PROBLEM STATEMENT: In the data below, which lines contain "Location"? List them by copying each one.

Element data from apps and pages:
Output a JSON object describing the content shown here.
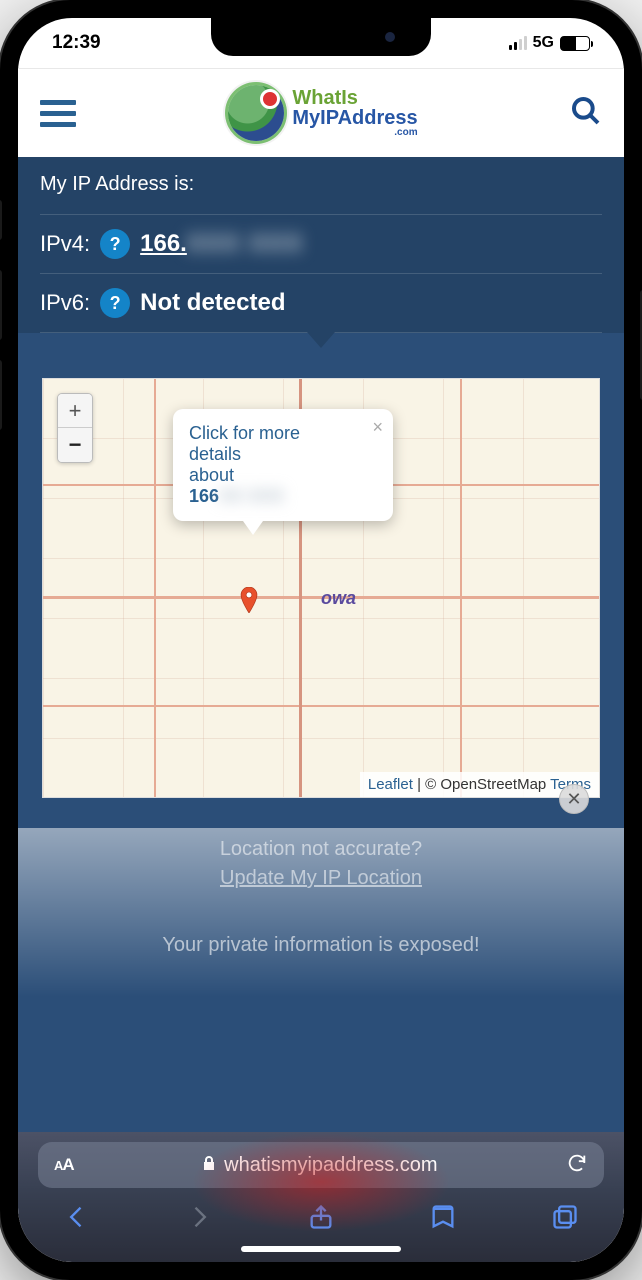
{
  "status_bar": {
    "time": "12:39",
    "network": "5G"
  },
  "logo": {
    "line1": "WhatIs",
    "line2": "MyIPAddress",
    "line3": ".com"
  },
  "ip_section": {
    "heading": "My IP Address is:",
    "ipv4_label": "IPv4:",
    "ipv4_visible": "166.",
    "ipv4_hidden": "XXX XXX",
    "ipv6_label": "IPv6:",
    "ipv6_value": "Not detected",
    "help_symbol": "?"
  },
  "map": {
    "zoom_in": "+",
    "zoom_out": "−",
    "state_label": "owa",
    "popup_line1": "Click for more",
    "popup_line2": "details",
    "popup_line3": "about",
    "popup_ip_visible": "166",
    "popup_ip_hidden": "XX XXX",
    "attrib_leaflet": "Leaflet",
    "attrib_sep": " | © OpenStreetMap ",
    "attrib_terms": "Terms"
  },
  "below_map": {
    "question": "Location not accurate?",
    "update_link": "Update My IP Location",
    "warning": "Your private information is exposed!"
  },
  "browser": {
    "url": "whatismyipaddress.com"
  }
}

RESULT:
    "question": "Location not accurate?",
    "update_link": "Update My IP Location",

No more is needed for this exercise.